By Maria Howard
I have been attending the gym for almost two months now, three times a week. I have brought new trainers, a couple of gym tops but I’m still missing one thing...the lean and toned muscles!
Although I don’t yet have the body to grace the cover of a fitness magazine, I shouldn’t complain. I am making good progress. I can see it, I can feel it and I’m also starting to have more energy in my daily life. But being the impatient person I am sometimes known to be, I’m keen to see more.
Powerlifting for men and women is having something of renaissance in terms of participation and the coverage it receives in fitness magazines and websites.

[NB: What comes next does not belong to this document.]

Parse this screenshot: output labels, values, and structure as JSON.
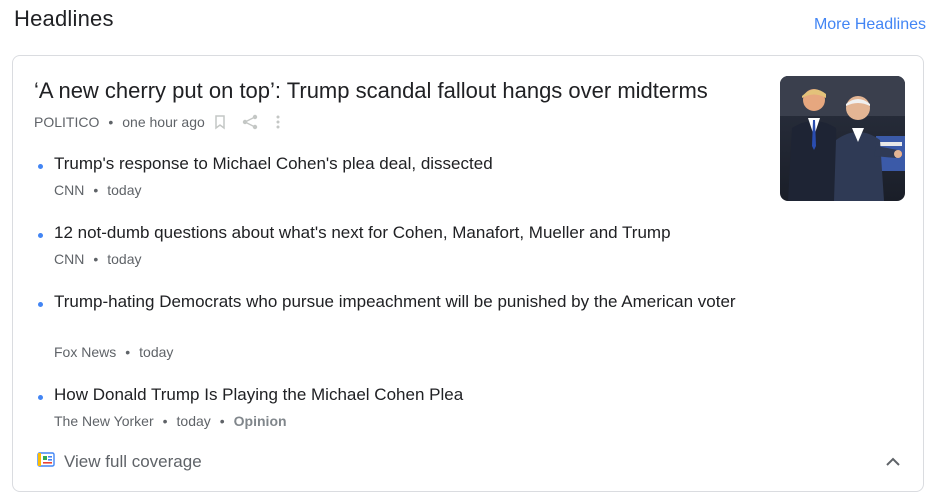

Many different styles of fitness come in and out of fashion but powerlifting has always been there and at the moment it seems to be getting the recognition it deserves.
In the United States alone, the number of women powerlifters has doubled since 2015 – and this includes only those women who compete in powerlifting events, not the uncounted number of women who enjoying the training each week. “It’s simply because it works,” said coach Scott Halliday (left). “Powerlifting is a great and efficient way to workout. The three fundamentals of squat, bench press, and deadlift engages muscles across the entire body.”
Starting as a complete beginner, the first month or two is about getting the movements and technique correct. Once that becomes familiar, then you can make real progress. Keeping a sense of humour and enjoying the sessions during the learning stage is easy at PFG as coach Scott keeps it fun but challenging. It’s a supportive environment and you don’t feel self-conscious as everyone has to start somewhere.
Learning the proper form for the three main power lifts takes a bit of practice, which is why you should find a local coach.
One of the things that can put women off is the thought of ‘bulking up’ but in my experience that hasn’t been the case. I have a healthy appetite, but unless I start eating for three people, I’m not going to get bulky. The plan for me is to continue to eat well and aim for a leaner and stronger body and thanks to the sessions, I can see that starting to happen.
This week I was working on ‘Scott’s Squats’. You lift the bar on to the shoulders and when you are ready, you bend your knees into the squat position until the hip is lower than the top of the knee. You then return to an upright position and lock the knees. It’s great for hamstrings, hips, stomach and also the entire back. As with the deadlifts, technique is more important than brute force. After a few warm ups, I managed 67.5kg, which is 7.5kg more than when I first started. Another bit of welcome progress on what has been an enjoyable and rewarding journey so far.
The lean and toned body isn’t there just yet, but just like my latest new gym top, it’s in the post.